One hundred years after the start of the Great War the names of those who gave their lives in the service of their country can still be seen on memorials across the nation.
But now the stories behind some of those names can also be seen, thanks to the dedication of teams of local volunteers and historians and a website provided by Lord Clinton’s Charitable Trust and Clinton Devon Estates, in association with the Fairlynch Museum in Budleigh Salterton.
Together they have produced www.devonremembers.co.uk – Honouring the 1914 Generation – a memorial to the men and women from the Estate’s communities in East and North Devon who fell during World War One.
The website lists the fallen from Budleigh Salterton, Colaton Raleigh, East Budleigh, Huish, Merton, Newton Poppleford and Otterton and, thanks to volunteers from these towns and villages, it tells as much as can be discovered about their lives, their families and their contributions to the war and to their communities.
Volunteers Sheila Jelley, Margaret Brett, Jane Bennett, John Haggar and John Hedderly worked on the communities in East Devon, while Philip Collins from Merton looked into the stories of those from North Devon.
John Varley, Estates Director, said: “We all owe a debt of honour to those who fought and died for their country in the Great War, and while their names are remembered on memorials in Devon’s towns and villages, there is a danger their stories could be lost.
“When we heard that volunteers from the Fairlynch Museum and other local historians were gathering some of those stories together to mark the centenary of the start of the war, we wanted to do something to help, so decided to launch the website where they could be seen by as many people as possible, for many years to come.
“This is a fitting way for us all to pay tribute to the hundreds of people from our communities who made the ultimate sacrifice for us all.
“Many people living in the area today will have relatives who died in the war, and we hope this website will help them to learn more about their families’ history. It is also possible for people to add to the stories online, and to write their own.”
Also revealed to the public for the first time is the wartime diary of the Hon. John Trefusis, who was to become the youngest Brigadier General of his day in the British Army. Known to his troops as Jack Tre, he was a younger brother of the current Lord Clinton’s grandfather.
Tragically he was killed by a sniper on the western Front in October 1915, aged 37, but his words live on in the form of the diary he kept from September 1914, just weeks after the start of the war, until August 1915, when he was promoted to lead the Army’s 20th Brigade.
Other stories on the site tell of the struggle on the home front: of some of the women who worked at Budleigh Salterton’s Voluntary Aid Detachment (VAD) hospital for injured servicemen, such as Commandant Harriett Barton who gave up her home in the town’s West Hill to found the hospital.
Well-known Budleigh author and artist Joyce Dennys was also a nurse in the hospital and her work there helped inspire her to produce recruitment posters for the VAD.
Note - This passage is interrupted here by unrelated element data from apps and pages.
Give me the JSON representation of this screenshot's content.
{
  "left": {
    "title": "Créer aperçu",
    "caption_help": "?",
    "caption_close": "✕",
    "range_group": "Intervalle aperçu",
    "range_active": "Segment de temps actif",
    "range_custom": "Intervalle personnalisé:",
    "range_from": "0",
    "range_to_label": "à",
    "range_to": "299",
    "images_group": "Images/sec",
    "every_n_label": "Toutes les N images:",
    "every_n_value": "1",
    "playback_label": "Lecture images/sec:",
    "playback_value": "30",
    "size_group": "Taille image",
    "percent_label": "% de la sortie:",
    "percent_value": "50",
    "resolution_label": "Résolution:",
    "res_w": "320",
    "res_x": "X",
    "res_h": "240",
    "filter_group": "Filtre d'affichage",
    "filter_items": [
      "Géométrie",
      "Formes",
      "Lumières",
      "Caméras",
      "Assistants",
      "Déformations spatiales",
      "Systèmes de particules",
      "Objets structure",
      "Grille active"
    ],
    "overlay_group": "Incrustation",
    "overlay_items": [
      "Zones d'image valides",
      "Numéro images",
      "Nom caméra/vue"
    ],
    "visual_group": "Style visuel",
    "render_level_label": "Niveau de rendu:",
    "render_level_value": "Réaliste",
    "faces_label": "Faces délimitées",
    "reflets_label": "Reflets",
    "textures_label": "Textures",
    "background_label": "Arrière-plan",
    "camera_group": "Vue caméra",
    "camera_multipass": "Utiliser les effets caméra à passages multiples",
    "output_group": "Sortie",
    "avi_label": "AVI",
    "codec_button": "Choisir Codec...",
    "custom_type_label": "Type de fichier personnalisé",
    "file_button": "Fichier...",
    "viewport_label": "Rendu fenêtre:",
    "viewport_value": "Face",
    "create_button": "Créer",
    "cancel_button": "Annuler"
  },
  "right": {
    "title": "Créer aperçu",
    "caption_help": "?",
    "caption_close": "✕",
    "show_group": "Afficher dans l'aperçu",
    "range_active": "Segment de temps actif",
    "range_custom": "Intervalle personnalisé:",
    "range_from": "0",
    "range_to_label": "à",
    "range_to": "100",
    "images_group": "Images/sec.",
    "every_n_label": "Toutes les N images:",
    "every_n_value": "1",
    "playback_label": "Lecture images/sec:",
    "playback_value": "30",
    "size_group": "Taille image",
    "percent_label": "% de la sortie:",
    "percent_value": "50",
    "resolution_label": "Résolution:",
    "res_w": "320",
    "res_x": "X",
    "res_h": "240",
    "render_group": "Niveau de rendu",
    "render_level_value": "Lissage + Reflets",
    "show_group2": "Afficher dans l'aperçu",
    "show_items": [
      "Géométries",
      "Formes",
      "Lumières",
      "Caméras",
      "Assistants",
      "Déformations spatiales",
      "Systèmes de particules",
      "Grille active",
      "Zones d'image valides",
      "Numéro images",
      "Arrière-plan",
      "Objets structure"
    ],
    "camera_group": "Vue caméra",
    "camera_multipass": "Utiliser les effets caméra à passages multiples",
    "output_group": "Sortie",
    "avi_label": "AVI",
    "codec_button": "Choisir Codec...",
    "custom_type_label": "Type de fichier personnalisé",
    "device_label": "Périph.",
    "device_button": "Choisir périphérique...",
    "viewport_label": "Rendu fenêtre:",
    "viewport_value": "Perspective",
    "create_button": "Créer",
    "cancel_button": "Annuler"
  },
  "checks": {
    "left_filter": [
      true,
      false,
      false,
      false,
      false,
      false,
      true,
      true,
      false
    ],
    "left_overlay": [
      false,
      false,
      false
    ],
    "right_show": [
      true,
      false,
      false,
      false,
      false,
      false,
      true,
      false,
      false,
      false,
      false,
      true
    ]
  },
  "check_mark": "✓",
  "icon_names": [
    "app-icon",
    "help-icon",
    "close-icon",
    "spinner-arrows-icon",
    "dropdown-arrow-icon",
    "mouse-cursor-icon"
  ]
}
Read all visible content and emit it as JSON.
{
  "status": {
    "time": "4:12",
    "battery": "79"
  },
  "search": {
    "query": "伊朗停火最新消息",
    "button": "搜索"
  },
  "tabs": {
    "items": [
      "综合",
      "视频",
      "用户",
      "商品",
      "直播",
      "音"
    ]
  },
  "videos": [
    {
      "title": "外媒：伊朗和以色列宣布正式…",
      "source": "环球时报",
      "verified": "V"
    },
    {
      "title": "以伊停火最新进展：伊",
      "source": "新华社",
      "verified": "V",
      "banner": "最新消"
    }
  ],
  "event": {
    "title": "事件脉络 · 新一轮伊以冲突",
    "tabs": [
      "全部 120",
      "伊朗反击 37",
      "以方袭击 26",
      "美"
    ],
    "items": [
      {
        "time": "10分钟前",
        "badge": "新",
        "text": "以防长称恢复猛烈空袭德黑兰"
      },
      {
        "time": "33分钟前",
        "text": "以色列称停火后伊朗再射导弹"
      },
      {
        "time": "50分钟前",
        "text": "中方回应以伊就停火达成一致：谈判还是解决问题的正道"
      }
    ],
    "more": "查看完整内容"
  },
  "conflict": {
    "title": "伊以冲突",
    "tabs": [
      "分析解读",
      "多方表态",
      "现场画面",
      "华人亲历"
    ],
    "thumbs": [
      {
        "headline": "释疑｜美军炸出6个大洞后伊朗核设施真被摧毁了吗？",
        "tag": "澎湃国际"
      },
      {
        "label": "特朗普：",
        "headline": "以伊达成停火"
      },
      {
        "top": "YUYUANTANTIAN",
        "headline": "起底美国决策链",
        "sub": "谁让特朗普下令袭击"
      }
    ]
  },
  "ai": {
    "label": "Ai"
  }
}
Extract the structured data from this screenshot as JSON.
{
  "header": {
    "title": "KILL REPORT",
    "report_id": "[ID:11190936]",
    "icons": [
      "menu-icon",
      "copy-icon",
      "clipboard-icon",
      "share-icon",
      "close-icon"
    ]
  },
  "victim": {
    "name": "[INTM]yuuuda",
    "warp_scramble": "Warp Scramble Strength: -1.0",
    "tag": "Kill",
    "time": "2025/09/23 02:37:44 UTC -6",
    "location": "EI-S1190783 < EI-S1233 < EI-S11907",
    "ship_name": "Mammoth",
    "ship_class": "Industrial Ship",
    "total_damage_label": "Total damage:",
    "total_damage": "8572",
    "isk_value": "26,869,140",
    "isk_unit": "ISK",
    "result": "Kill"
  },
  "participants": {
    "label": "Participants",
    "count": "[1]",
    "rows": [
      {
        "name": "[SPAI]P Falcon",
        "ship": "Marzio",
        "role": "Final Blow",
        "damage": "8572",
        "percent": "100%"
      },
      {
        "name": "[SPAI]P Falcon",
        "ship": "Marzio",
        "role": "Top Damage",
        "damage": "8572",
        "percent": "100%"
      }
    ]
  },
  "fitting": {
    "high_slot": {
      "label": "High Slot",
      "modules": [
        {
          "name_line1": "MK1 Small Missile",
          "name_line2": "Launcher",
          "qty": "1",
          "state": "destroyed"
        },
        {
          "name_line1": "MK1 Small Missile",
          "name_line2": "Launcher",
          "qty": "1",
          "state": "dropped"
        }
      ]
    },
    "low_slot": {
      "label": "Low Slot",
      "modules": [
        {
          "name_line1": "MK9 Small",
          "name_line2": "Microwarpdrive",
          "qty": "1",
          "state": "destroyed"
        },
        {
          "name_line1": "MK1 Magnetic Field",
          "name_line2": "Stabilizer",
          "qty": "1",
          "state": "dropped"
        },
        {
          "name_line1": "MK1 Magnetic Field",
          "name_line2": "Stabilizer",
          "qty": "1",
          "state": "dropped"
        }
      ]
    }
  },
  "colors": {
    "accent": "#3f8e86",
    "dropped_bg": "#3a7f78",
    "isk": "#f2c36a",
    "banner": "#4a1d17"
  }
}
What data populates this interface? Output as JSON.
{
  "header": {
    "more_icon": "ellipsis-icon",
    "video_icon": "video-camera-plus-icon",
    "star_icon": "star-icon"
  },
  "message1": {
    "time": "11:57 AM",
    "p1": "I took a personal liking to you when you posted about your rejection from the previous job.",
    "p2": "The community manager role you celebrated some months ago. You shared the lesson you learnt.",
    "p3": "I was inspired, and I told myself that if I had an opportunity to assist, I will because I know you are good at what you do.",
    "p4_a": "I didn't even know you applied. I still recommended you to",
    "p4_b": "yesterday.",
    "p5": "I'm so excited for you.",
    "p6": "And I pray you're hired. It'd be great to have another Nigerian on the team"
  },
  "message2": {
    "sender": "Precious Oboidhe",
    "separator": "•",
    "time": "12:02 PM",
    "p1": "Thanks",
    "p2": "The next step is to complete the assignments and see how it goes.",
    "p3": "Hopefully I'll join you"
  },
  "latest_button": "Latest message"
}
Read some of the interesting stories which have been researched here.
To view a video of the launch event on 29th July, click here.
It is part of the wider Devon Remembers project being co-ordinated by Devon County Council.